## Work instruction
All of the data below is to be output exactly as written.

## Records to process
----------

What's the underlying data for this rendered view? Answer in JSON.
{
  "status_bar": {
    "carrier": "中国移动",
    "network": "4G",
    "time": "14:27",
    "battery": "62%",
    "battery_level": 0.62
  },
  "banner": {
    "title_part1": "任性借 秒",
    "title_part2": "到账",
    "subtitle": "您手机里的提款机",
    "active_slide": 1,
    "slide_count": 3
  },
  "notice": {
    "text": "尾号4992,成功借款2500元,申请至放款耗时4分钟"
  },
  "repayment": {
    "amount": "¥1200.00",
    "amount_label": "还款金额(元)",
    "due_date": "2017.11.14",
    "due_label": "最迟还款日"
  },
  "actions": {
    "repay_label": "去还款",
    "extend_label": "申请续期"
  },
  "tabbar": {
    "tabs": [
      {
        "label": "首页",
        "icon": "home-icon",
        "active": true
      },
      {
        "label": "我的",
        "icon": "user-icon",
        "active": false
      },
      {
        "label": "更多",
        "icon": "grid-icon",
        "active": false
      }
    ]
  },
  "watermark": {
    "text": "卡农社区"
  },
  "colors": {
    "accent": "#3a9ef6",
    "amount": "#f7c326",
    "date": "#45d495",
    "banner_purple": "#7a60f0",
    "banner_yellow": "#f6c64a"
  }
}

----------

## Response to the exercise
What's the underlying data for this rendered view? Answer in JSON.
{
  "status_bar": {
    "carrier": "中国移动",
    "network": "4G",
    "time": "14:27",
    "battery": "62%",
    "battery_level": 0.62
  },
  "banner": {
    "title_part1": "任性借 秒",
    "title_part2": "到账",
    "subtitle": "您手机里的提款机",
    "active_slide": 1,
    "slide_count": 3
  },
  "notice": {
    "text": "尾号4992,成功借款2500元,申请至放款耗时4分钟"
  },
  "repayment": {
    "amount": "¥1200.00",
    "amount_label": "还款金额(元)",
    "due_date": "2017.11.14",
    "due_label": "最迟还款日"
  },
  "actions": {
    "repay_label": "去还款",
    "extend_label": "申请续期"
  },
  "tabbar": {
    "tabs": [
      {
        "label": "首页",
        "icon": "home-icon",
        "active": true
      },
      {
        "label": "我的",
        "icon": "user-icon",
        "active": false
      },
      {
        "label": "更多",
        "icon": "grid-icon",
        "active": false
      }
    ]
  },
  "watermark": {
    "text": "卡农社区"
  },
  "colors": {
    "accent": "#3a9ef6",
    "amount": "#f7c326",
    "date": "#45d495",
    "banner_purple": "#7a60f0",
    "banner_yellow": "#f6c64a"
  }
}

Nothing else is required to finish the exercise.